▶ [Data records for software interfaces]
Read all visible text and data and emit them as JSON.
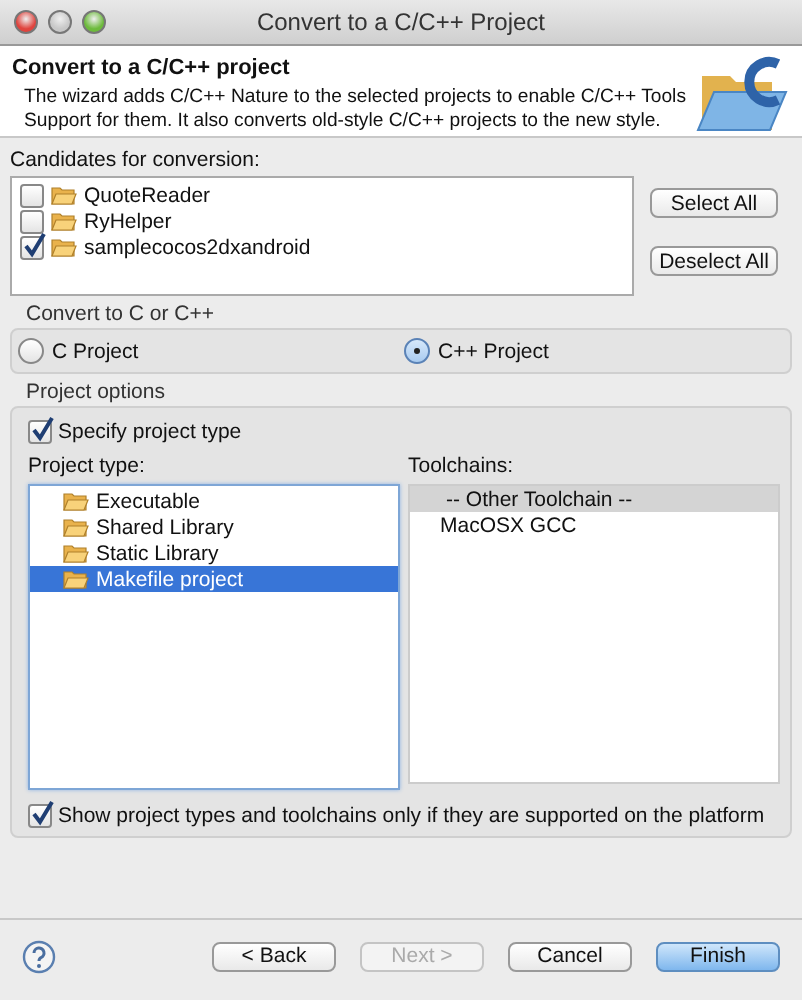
{
  "window": {
    "title": "Convert to a C/C++ Project"
  },
  "header": {
    "title": "Convert to a C/C++ project",
    "description": "The wizard adds C/C++ Nature to the selected projects to enable C/C++ Tools Support for them. It also converts old-style C/C++ projects to the new style."
  },
  "candidates": {
    "label": "Candidates for conversion:",
    "items": [
      {
        "label": "QuoteReader",
        "checked": false
      },
      {
        "label": "RyHelper",
        "checked": false
      },
      {
        "label": "samplecocos2dxandroid",
        "checked": true
      }
    ],
    "buttons": [
      "Select All",
      "Deselect All"
    ]
  },
  "convert": {
    "label": "Convert to C or C++",
    "options": [
      {
        "label": "C Project",
        "selected": false
      },
      {
        "label": "C++ Project",
        "selected": true
      }
    ]
  },
  "project_options": {
    "label": "Project options",
    "specify": {
      "label": "Specify project type",
      "checked": true
    },
    "project_type": {
      "label": "Project type:",
      "items": [
        {
          "label": "Executable",
          "selected": false
        },
        {
          "label": "Shared Library",
          "selected": false
        },
        {
          "label": "Static Library",
          "selected": false
        },
        {
          "label": "Makefile project",
          "selected": true
        }
      ]
    },
    "toolchains": {
      "label": "Toolchains:",
      "items": [
        {
          "label": "-- Other Toolchain --",
          "selected": true
        },
        {
          "label": "MacOSX GCC",
          "selected": false
        }
      ]
    },
    "show_supported": {
      "label": "Show project types and toolchains only if they are supported on the platform",
      "checked": true
    }
  },
  "footer": {
    "buttons": [
      {
        "label": "< Back",
        "disabled": false,
        "default": false
      },
      {
        "label": "Next >",
        "disabled": true,
        "default": false
      },
      {
        "label": "Cancel",
        "disabled": false,
        "default": false
      },
      {
        "label": "Finish",
        "disabled": false,
        "default": true
      }
    ]
  }
}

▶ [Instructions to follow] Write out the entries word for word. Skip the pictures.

▶ [Written answer]
Read all visible text and data and emit them as JSON.
{
  "window": {
    "title": "Convert to a C/C++ Project"
  },
  "header": {
    "title": "Convert to a C/C++ project",
    "description": "The wizard adds C/C++ Nature to the selected projects to enable C/C++ Tools Support for them. It also converts old-style C/C++ projects to the new style."
  },
  "candidates": {
    "label": "Candidates for conversion:",
    "items": [
      {
        "label": "QuoteReader",
        "checked": false
      },
      {
        "label": "RyHelper",
        "checked": false
      },
      {
        "label": "samplecocos2dxandroid",
        "checked": true
      }
    ],
    "buttons": [
      "Select All",
      "Deselect All"
    ]
  },
  "convert": {
    "label": "Convert to C or C++",
    "options": [
      {
        "label": "C Project",
        "selected": false
      },
      {
        "label": "C++ Project",
        "selected": true
      }
    ]
  },
  "project_options": {
    "label": "Project options",
    "specify": {
      "label": "Specify project type",
      "checked": true
    },
    "project_type": {
      "label": "Project type:",
      "items": [
        {
          "label": "Executable",
          "selected": false
        },
        {
          "label": "Shared Library",
          "selected": false
        },
        {
          "label": "Static Library",
          "selected": false
        },
        {
          "label": "Makefile project",
          "selected": true
        }
      ]
    },
    "toolchains": {
      "label": "Toolchains:",
      "items": [
        {
          "label": "-- Other Toolchain --",
          "selected": true
        },
        {
          "label": "MacOSX GCC",
          "selected": false
        }
      ]
    },
    "show_supported": {
      "label": "Show project types and toolchains only if they are supported on the platform",
      "checked": true
    }
  },
  "footer": {
    "buttons": [
      {
        "label": "< Back",
        "disabled": false,
        "default": false
      },
      {
        "label": "Next >",
        "disabled": true,
        "default": false
      },
      {
        "label": "Cancel",
        "disabled": false,
        "default": false
      },
      {
        "label": "Finish",
        "disabled": false,
        "default": true
      }
    ]
  }
}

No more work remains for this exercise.